EXTREMELY LOUD AND INCREDIBLY CLOSE – One of the 9 Oscar Best Picture nominees this year, Extremely Loud and Incredibly Close is a poignant family drama tackling a strong father-son relationship and a fantastic journey of a boy suffering from Asperger syndrome. Asperger syndrome (AS), also known as Asperger’s syndrome or Asperger disorder, is an autism spectrum disorder (ASD) that is characterized by significant difficulties in social interaction, alongside restricted and repetitive patterns of behavior and interests. It differs from other autism spectrum disorders by its relative preservation of linguistic and cognitive development. Although not required for diagnosis, physical clumsiness and atypical use of language are frequently reported.


It’s a well-written film – very very detailed and I love how every scene offers something different and how each moment is special and showcases the characters in it. It’s difficult to fault this film as it embraces reality, exposes honesty and promotes a lot of family values.

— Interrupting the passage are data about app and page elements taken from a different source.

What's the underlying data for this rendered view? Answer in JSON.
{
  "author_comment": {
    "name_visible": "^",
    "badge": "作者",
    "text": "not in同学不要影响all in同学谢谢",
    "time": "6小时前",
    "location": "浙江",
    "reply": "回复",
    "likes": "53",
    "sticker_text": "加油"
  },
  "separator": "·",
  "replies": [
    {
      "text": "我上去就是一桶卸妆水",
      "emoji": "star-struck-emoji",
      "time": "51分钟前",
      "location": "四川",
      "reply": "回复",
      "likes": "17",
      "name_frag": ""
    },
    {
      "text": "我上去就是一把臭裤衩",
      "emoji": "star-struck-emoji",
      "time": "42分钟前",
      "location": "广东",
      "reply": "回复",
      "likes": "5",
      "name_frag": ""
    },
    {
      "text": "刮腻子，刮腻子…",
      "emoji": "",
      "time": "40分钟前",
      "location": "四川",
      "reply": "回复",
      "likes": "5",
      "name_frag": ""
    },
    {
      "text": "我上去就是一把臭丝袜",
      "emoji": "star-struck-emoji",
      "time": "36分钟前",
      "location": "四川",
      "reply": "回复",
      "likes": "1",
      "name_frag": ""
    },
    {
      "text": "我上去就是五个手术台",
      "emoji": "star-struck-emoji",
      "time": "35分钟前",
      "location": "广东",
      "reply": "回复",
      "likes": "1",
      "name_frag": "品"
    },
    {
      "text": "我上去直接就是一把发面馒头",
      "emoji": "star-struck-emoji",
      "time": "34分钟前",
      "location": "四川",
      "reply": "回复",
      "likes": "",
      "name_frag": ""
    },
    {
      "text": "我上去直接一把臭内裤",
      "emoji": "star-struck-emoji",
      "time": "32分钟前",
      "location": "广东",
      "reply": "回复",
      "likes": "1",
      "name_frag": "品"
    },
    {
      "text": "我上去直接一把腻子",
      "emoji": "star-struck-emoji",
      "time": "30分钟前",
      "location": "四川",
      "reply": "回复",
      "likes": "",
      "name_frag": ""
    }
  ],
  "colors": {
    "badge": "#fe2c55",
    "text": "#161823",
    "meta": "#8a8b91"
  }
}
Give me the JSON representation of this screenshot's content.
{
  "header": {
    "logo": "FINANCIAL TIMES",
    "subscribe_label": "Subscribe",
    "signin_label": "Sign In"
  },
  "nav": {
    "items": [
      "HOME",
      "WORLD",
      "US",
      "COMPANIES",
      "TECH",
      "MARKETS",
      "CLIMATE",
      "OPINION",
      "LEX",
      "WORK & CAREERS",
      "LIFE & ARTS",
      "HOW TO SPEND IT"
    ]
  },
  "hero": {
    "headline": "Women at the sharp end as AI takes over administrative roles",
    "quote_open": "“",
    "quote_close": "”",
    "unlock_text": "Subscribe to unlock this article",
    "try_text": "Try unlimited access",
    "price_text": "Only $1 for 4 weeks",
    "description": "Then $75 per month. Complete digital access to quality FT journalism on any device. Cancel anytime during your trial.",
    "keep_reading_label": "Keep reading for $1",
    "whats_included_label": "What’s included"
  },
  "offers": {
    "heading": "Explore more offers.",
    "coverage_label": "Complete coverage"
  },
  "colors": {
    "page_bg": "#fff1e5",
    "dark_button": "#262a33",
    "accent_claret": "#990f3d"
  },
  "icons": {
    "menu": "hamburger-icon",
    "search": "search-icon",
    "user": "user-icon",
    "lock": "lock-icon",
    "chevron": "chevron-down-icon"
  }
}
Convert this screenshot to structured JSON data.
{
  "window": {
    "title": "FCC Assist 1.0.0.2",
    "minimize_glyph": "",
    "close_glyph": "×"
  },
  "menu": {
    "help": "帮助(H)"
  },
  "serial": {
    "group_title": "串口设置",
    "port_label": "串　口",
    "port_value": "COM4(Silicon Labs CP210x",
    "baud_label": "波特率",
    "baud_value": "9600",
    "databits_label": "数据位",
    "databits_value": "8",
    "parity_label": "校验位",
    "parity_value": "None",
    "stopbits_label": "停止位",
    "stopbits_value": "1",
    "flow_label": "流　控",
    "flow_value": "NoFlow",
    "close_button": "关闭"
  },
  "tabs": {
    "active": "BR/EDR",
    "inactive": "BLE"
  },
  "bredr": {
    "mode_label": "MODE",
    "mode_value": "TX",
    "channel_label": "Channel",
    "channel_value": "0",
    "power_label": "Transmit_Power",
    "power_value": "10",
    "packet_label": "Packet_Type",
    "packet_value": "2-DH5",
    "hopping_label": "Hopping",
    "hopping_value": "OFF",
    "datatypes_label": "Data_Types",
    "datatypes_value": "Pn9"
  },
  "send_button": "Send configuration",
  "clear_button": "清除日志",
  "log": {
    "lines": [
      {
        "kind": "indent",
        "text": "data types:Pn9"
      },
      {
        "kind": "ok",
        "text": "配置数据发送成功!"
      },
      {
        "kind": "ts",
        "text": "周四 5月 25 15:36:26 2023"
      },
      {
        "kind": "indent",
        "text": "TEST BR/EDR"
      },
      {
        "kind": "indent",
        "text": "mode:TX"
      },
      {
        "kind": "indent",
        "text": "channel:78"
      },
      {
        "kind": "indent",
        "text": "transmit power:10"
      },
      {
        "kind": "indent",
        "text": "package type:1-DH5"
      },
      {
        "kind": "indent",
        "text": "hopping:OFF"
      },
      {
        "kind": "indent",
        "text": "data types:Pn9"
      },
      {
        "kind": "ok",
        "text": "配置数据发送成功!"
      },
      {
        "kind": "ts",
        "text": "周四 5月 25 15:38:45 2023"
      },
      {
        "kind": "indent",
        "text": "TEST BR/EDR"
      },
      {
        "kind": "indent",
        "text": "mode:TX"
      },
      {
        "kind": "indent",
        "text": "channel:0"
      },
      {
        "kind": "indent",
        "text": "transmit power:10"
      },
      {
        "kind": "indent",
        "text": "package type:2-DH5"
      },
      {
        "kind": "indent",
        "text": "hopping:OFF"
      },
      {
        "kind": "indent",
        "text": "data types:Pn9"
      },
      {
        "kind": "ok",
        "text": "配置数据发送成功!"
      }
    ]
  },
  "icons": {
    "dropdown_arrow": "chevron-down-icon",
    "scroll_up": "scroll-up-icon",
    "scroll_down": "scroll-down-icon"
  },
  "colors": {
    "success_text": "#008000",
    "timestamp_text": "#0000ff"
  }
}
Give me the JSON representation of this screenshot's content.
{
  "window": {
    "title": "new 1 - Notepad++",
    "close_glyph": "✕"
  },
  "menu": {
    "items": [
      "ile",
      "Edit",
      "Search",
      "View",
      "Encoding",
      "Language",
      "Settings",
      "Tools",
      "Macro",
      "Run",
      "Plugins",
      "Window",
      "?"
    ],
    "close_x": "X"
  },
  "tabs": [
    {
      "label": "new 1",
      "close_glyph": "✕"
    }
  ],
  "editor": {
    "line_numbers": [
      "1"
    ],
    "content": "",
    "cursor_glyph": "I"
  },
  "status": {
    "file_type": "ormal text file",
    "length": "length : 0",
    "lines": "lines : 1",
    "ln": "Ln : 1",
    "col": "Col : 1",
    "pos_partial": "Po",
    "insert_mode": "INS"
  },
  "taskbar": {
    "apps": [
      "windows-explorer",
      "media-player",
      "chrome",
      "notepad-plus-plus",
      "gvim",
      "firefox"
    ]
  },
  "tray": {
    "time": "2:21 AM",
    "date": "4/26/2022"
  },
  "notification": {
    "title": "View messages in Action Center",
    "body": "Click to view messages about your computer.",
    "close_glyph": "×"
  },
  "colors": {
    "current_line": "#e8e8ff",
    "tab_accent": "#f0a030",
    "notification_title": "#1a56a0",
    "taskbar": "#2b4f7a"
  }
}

The acting was superb – incredible performances particularly from the lead stars, Thomas Horne, Tom Hanks and Sandra Bullock. Tom Hanks was amazing as usual – very believable, the delivery of his dialogues is powerful and with conviction. Sandra was equally brilliant – those dramatic scenes – she nailed them perfectly! Thomas was indeed a revelation. He played his part effortlessly and with such on-screen charisma – truly remarkable! The entire ensemble was outstanding. Max Von Sydow was great in his character as Thomas’ mute grandfather – his eyes, his facial expressions – their scenes together are some of the bests in this picture. The gracious and glorious Viola Davis was incredible again. No matter how small the role is, this woman knows how to deliver and never fail to amuse us. The film’s unpredictable plot is its biggest asset alongside the magnificent acting. The musical scoring and editing were commendable too.


It’s a cinematic gem – a movie treasure that we will remember in years to come. Its very underrated – I love how the Academy recognized it as, in my opinion, it is one of the best dramatic films ever made. I’m sure the book version is better but this film is a gift – full of hope, full of life’s precious lessons that we need to bear in mind and live with. It makes me feel privileged to have seen such a powerful and meaningful masterpiece.






LARRY CROWNE – What happens when you put two movie icons in a rom-com?! I’d say, it’ll be a big flop. We expect them to appear in massive cinematic epics and not on what would you normally classify as a ‘Jennifer Aniston’ film. Tom Hanks and Julia Roberts, two of Hollywood’s biggest names joined forces once again in a light comedy-drama picture, Larry Crowne. Notable for their remarkable performances in Forrest Gump, Green Mile, Saving Private Ryan (for Hanks) and Erin Brokovich, Pretty Woman and My Best Friend’s Wedding (for Roberts), I can’t help but question why they’ve said ‘yes’ to top-bill this movie – as I’ve said, a rom-com but having seen the entire piece, it was’t that bad at all.


The story is very light – not an Oscar material or something you’d expect from these actors. I think the movie’s main aim was to showcase the other side of these Hollywood stars just like what ‘It’s Complicated’ did to Meryl Streep. Since this is a rom-com, my expectations of their performances weren’t too high. Although having said that, Tom and Julia were still incredible and acted as if it was for real. I’m not sure if it was because the story was too light for them or because they’re so good, they’ve given a straightforward (boring) storyline some spice and brought it to life. The role perfectly suits Julia and I can’t think of any other actress to play that strict and yet likeable college professor. The same goes for Tom Hanks although personally, I think it would have worked better if George Clooney played that character – George’s cheeky side would have given Larry Crowne’s character a much more depth and justice – though Hanks portrayal was a success in a way. I’ll rather pass on criticizing the film’s technical and production value as there’s really nothing to comment on. It’s what you expect from these type of pictures. Not that I am underestimating the quality of rom-coms but we have to be realistic here that such movies focus on  exhibiting the actors’ screen charisma/commercial viability rather than their talent or the story itself.


Watch this if you want some cosy evening with your partner. It is a feel-good film but don’t be fooled by the gravity of stars leading the cast. Will I watch it again? Ermmm, maybe.